* Task to carry out *
Copy every line from the material below that holds "Topic".
----
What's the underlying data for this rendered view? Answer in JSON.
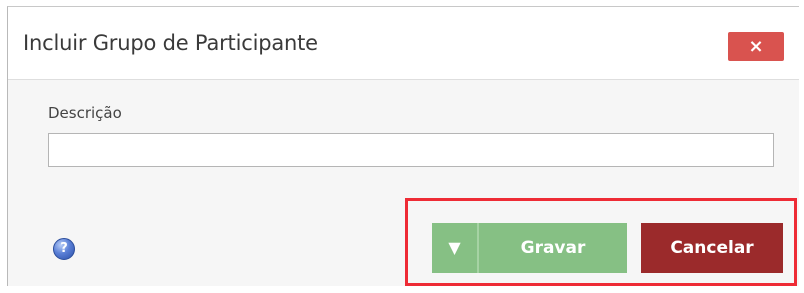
{
  "dialog": {
    "title": "Incluir Grupo de Participante",
    "close_label": "×"
  },
  "form": {
    "description_label": "Descrição",
    "description_value": "",
    "description_placeholder": ""
  },
  "footer": {
    "help_label": "?",
    "dropdown_label": "▼",
    "save_label": "Gravar",
    "cancel_label": "Cancelar"
  },
  "colors": {
    "close": "#d9534f",
    "save": "#86c084",
    "cancel": "#9b2a2b",
    "highlight": "#ee2b35"
  },
  "icons": {
    "close": "close-icon",
    "help": "help-icon",
    "dropdown": "caret-down-icon"
  }
}
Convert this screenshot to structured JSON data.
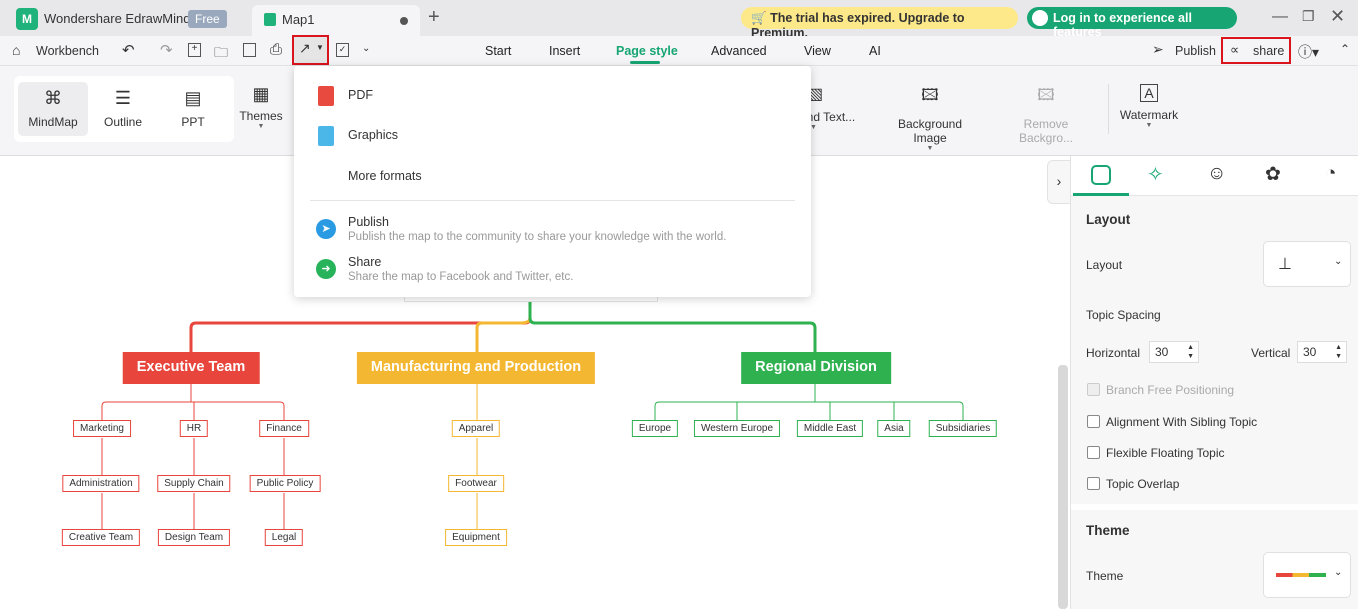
{
  "app": {
    "name": "Wondershare EdrawMind",
    "badge": "Free",
    "doc_tab": "Map1",
    "trial_notice": "The trial has expired. Upgrade to Premium.",
    "login": "Log in to experience all features"
  },
  "toolbar": {
    "workbench": "Workbench",
    "menus": [
      "Start",
      "Insert",
      "Page style",
      "Advanced",
      "View",
      "AI"
    ],
    "active_menu": "Page style",
    "publish": "Publish",
    "share": "share"
  },
  "ribbon": {
    "mindmap": "MindMap",
    "outline": "Outline",
    "ppt": "PPT",
    "themes": "Themes",
    "background_text": "und Text...",
    "background_image": "Background Image",
    "remove_background": "Remove Backgro...",
    "watermark": "Watermark"
  },
  "export_menu": {
    "pdf": "PDF",
    "graphics": "Graphics",
    "more": "More formats",
    "publish_title": "Publish",
    "publish_desc": "Publish the map to the community to share your knowledge with the world.",
    "share_title": "Share",
    "share_desc": "Share the map to Facebook and Twitter, etc."
  },
  "mindmap": {
    "branches": [
      {
        "label": "Executive Team",
        "color": "#e8453c",
        "children": [
          [
            "Marketing",
            "Administration",
            "Creative Team"
          ],
          [
            "HR",
            "Supply Chain",
            "Design Team"
          ],
          [
            "Finance",
            "Public Policy",
            "Legal"
          ]
        ]
      },
      {
        "label": "Manufacturing and Production",
        "color": "#f4b731",
        "children": [
          [
            "Apparel",
            "Footwear",
            "Equipment"
          ]
        ]
      },
      {
        "label": "Regional Division",
        "color": "#2fb150",
        "children": [
          [
            "Europe"
          ],
          [
            "Western Europe"
          ],
          [
            "Middle East"
          ],
          [
            "Asia"
          ],
          [
            "Subsidiaries"
          ]
        ]
      }
    ]
  },
  "panel": {
    "layout_heading": "Layout",
    "layout_label": "Layout",
    "topic_spacing": "Topic Spacing",
    "horizontal": "Horizontal",
    "horizontal_value": "30",
    "vertical": "Vertical",
    "vertical_value": "30",
    "options": [
      {
        "label": "Branch Free Positioning",
        "checked": false,
        "disabled": true
      },
      {
        "label": "Alignment With Sibling Topic",
        "checked": false
      },
      {
        "label": "Flexible Floating Topic",
        "checked": false
      },
      {
        "label": "Topic Overlap",
        "checked": false
      }
    ],
    "theme_heading": "Theme",
    "theme_label": "Theme"
  },
  "colors": {
    "accent": "#17a673",
    "highlight": "#d9141c"
  }
}
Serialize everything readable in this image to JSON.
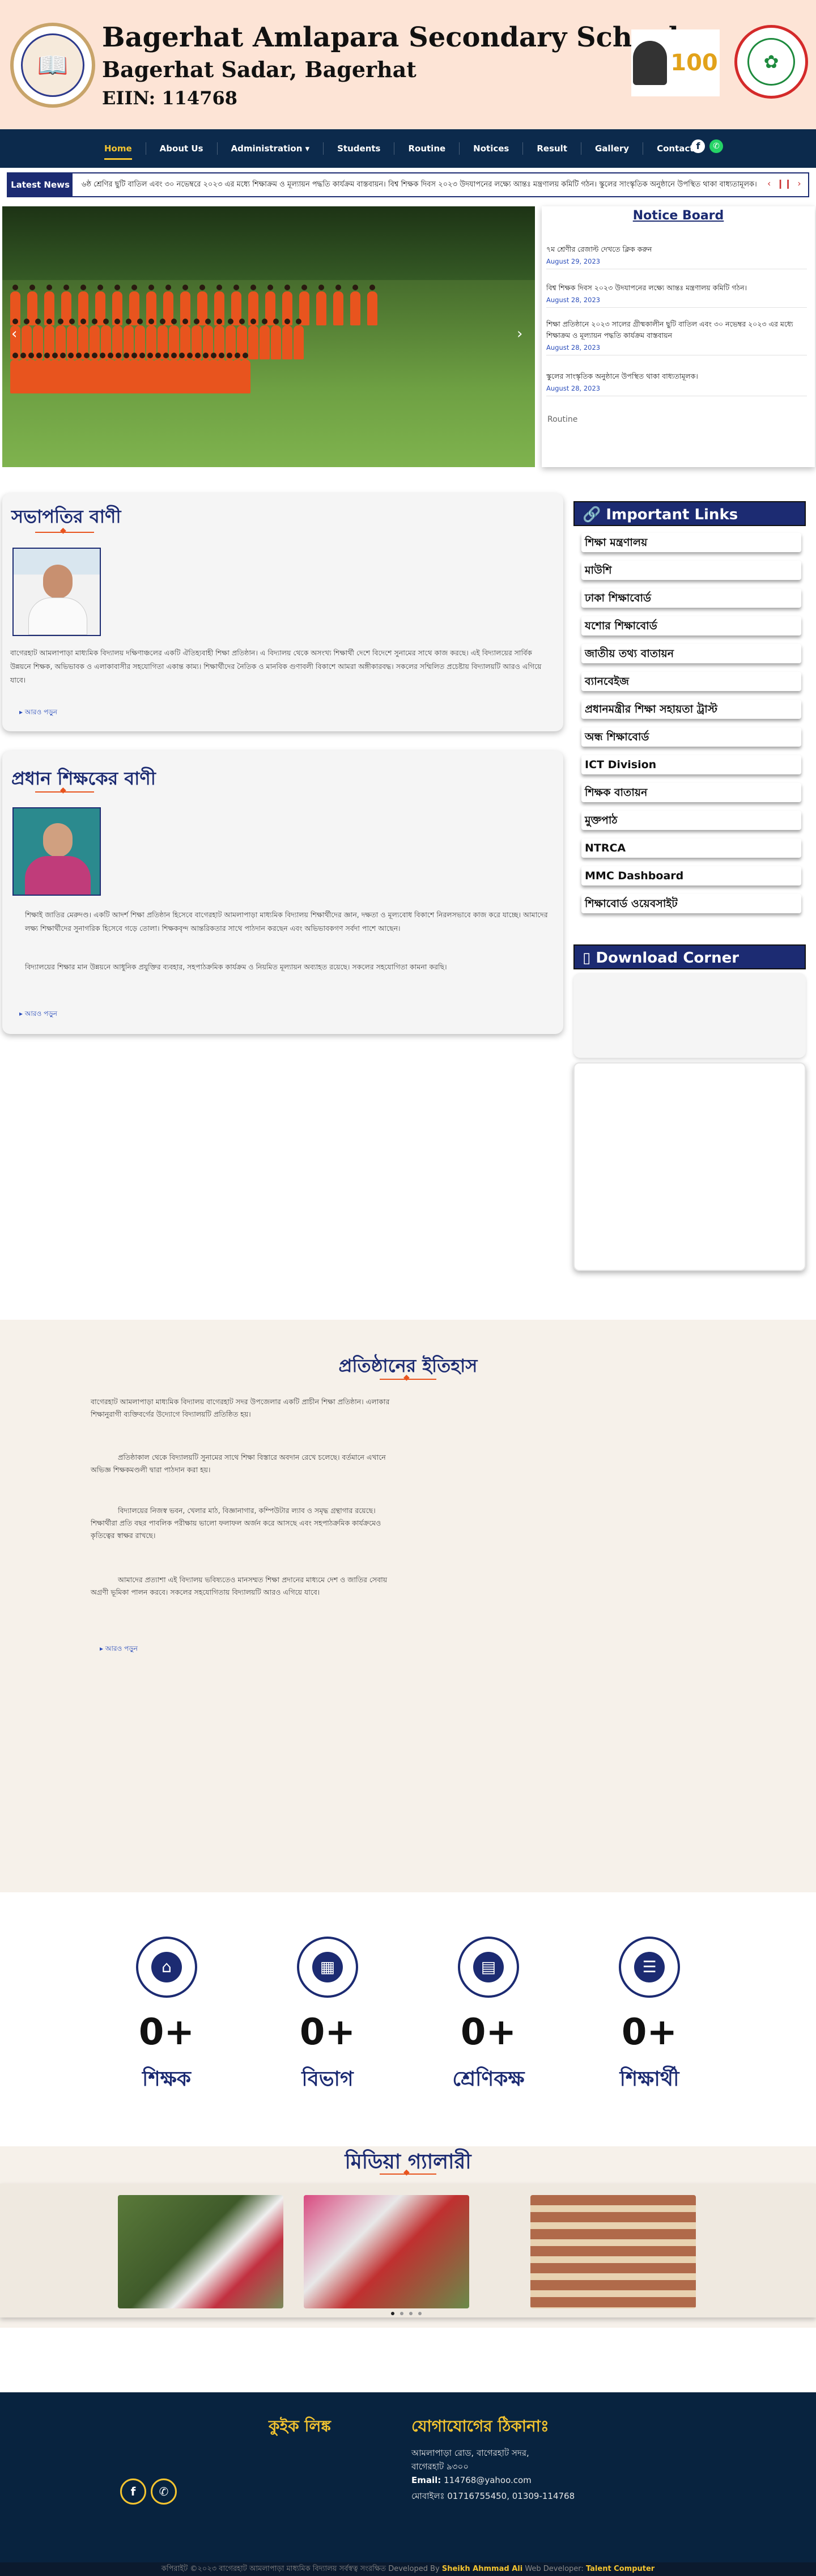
{
  "header": {
    "title": "Bagerhat Amlapara Secondary School",
    "subtitle": "Bagerhat Sadar, Bagerhat",
    "eiin": "EIIN: 114768"
  },
  "nav": {
    "items": [
      "Home",
      "About Us",
      "Administration ▾",
      "Students",
      "Routine",
      "Notices",
      "Result",
      "Gallery",
      "Contact"
    ],
    "active": "Home"
  },
  "ticker": {
    "label": "Latest News",
    "text": "৬ষ্ঠ শ্রেণির ছুটি বাতিল এবং ৩০ নভেম্বরে ২০২৩ এর মধ্যে শিক্ষাক্রম ও মূল্যায়ন পদ্ধতি কার্যক্রম বাস্তবায়ন। বিশ্ব শিক্ষক দিবস ২০২৩ উদযাপনের লক্ষ্যে আন্তঃ মন্ত্রণালয় কমিটি গঠন। স্কুলের সাংস্কৃতিক অনুষ্ঠানে উপস্থিত থাকা বাধ্যতামূলক।"
  },
  "notice_board": {
    "title": "Notice Board",
    "items": [
      {
        "text": "৭ম শ্রেণীর রেজাল্ট দেখতে ক্লিক করুন",
        "date": "August 29, 2023"
      },
      {
        "text": "বিশ্ব শিক্ষক দিবস ২০২৩ উদযাপনের লক্ষ্যে আন্তঃ মন্ত্রণালয় কমিটি গঠন।",
        "date": "August 28, 2023"
      },
      {
        "text": "শিক্ষা প্রতিষ্ঠানে ২০২৩ সালের গ্রীষ্মকালীন ছুটি বাতিল এবং ৩০ নভেম্বর ২০২৩ এর মধ্যে শিক্ষাক্রম ও মূল্যায়ন পদ্ধতি কার্যক্রম বাস্তবায়ন",
        "date": "August 28, 2023"
      },
      {
        "text": "স্কুলের সাংস্কৃতিক অনুষ্ঠানে উপস্থিত থাকা বাধ্যতামূলক।",
        "date": "August 28, 2023"
      }
    ],
    "more": "Routine"
  },
  "president": {
    "title": "সভাপতির বাণী",
    "text": "বাগেরহাট আমলাপাড়া মাধ্যমিক বিদ্যালয় দক্ষিণাঞ্চলের একটি ঐতিহ্যবাহী শিক্ষা প্রতিষ্ঠান। এ বিদ্যালয় থেকে অসংখ্য শিক্ষার্থী দেশে বিদেশে সুনামের সাথে কাজ করছে। এই বিদ্যালয়ের সার্বিক উন্নয়নে শিক্ষক, অভিভাবক ও এলাকাবাসীর সহযোগিতা একান্ত কাম্য। শিক্ষার্থীদের নৈতিক ও মানবিক গুণাবলী বিকাশে আমরা অঙ্গীকারবদ্ধ। সকলের সম্মিলিত প্রচেষ্টায় বিদ্যালয়টি আরও এগিয়ে যাবে।",
    "more": "আরও পড়ুন"
  },
  "headmaster": {
    "title": "প্রধান শিক্ষকের বাণী",
    "text1": "শিক্ষাই জাতির মেরুদণ্ড। একটি আদর্শ শিক্ষা প্রতিষ্ঠান হিসেবে বাগেরহাট আমলাপাড়া মাধ্যমিক বিদ্যালয় শিক্ষার্থীদের জ্ঞান, দক্ষতা ও মূল্যবোধ বিকাশে নিরলসভাবে কাজ করে যাচ্ছে। আমাদের লক্ষ্য শিক্ষার্থীদের সুনাগরিক হিসেবে গড়ে তোলা। শিক্ষকবৃন্দ আন্তরিকতার সাথে পাঠদান করছেন এবং অভিভাবকগণ সর্বদা পাশে আছেন।",
    "text2": "বিদ্যালয়ের শিক্ষার মান উন্নয়নে আধুনিক প্রযুক্তির ব্যবহার, সহপাঠক্রমিক কার্যক্রম ও নিয়মিত মূল্যায়ন অব্যাহত রয়েছে। সকলের সহযোগিতা কামনা করছি।",
    "more": "আরও পড়ুন"
  },
  "important_links": {
    "title": "🔗 Important Links",
    "items": [
      "শিক্ষা মন্ত্রণালয়",
      "মাউশি",
      "ঢাকা শিক্ষাবোর্ড",
      "যশোর শিক্ষাবোর্ড",
      "জাতীয় তথ্য বাতায়ন",
      "ব্যানবেইজ",
      "প্রধানমন্ত্রীর শিক্ষা সহায়তা ট্রাস্ট",
      "অন্ধ শিক্ষাবোর্ড",
      "ICT Division",
      "শিক্ষক বাতায়ন",
      "মুক্তপাঠ",
      "NTRCA",
      "MMC Dashboard",
      "শিক্ষাবোর্ড ওয়েবসাইট"
    ]
  },
  "download": {
    "title": "▯ Download Corner"
  },
  "history": {
    "title": "প্রতিষ্ঠানের ইতিহাস",
    "p1": "বাগেরহাট আমলাপাড়া মাধ্যমিক বিদ্যালয় বাগেরহাট সদর উপজেলার একটি প্রাচীন শিক্ষা প্রতিষ্ঠান। এলাকার শিক্ষানুরাগী ব্যক্তিবর্গের উদ্যোগে বিদ্যালয়টি প্রতিষ্ঠিত হয়।",
    "p2": "প্রতিষ্ঠাকাল থেকে বিদ্যালয়টি সুনামের সাথে শিক্ষা বিস্তারে অবদান রেখে চলেছে। বর্তমানে এখানে অভিজ্ঞ শিক্ষকমণ্ডলী দ্বারা পাঠদান করা হয়।",
    "p3": "বিদ্যালয়ের নিজস্ব ভবন, খেলার মাঠ, বিজ্ঞানাগার, কম্পিউটার ল্যাব ও সমৃদ্ধ গ্রন্থাগার রয়েছে। শিক্ষার্থীরা প্রতি বছর পাবলিক পরীক্ষায় ভালো ফলাফল অর্জন করে আসছে এবং সহপাঠক্রমিক কার্যক্রমেও কৃতিত্বের স্বাক্ষর রাখছে।",
    "p4": "আমাদের প্রত্যাশা এই বিদ্যালয় ভবিষ্যতেও মানসম্মত শিক্ষা প্রদানের মাধ্যমে দেশ ও জাতির সেবায় অগ্রণী ভূমিকা পালন করবে। সকলের সহযোগিতায় বিদ্যালয়টি আরও এগিয়ে যাবে।",
    "more": "আরও পড়ুন"
  },
  "stats": [
    {
      "value": "0+",
      "label": "শিক্ষক",
      "icon": "teacher-icon"
    },
    {
      "value": "0+",
      "label": "বিভাগ",
      "icon": "building-icon"
    },
    {
      "value": "0+",
      "label": "শ্রেণিকক্ষ",
      "icon": "classroom-icon"
    },
    {
      "value": "0+",
      "label": "শিক্ষার্থী",
      "icon": "student-icon"
    }
  ],
  "gallery": {
    "title": "মিডিয়া গ্যালারী"
  },
  "footer": {
    "quick_links": "কুইক লিঙ্ক",
    "contact_title": "যোগাযোগের ঠিকানাঃ",
    "address1": "আমলাপাড়া রোড, বাগেরহাট সদর,",
    "address2": "বাগেরহাট ৯৩০০",
    "email_label": "Email:",
    "email": "114768@yahoo.com",
    "phone_label": "মোবাইলঃ",
    "phone": "01716755450, 01309-114768"
  },
  "copyright": {
    "text": "কপিরাইট ©২০২৩ বাগেরহাট আমলাপাড়া মাধ্যমিক বিদ্যালয় সর্বস্বত্ব সংরক্ষিত",
    "dev_label": "Developed By",
    "developer": "Sheikh Ahmmad Ali",
    "web_label": "Web Developer:",
    "company": "Talent Computer"
  }
}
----
* Answer for the task *
    "topic_spacing": "Topic Spacing",
        "label": "Alignment With Sibling Topic",
        "label": "Flexible Floating Topic",
        "label": "Topic Overlap",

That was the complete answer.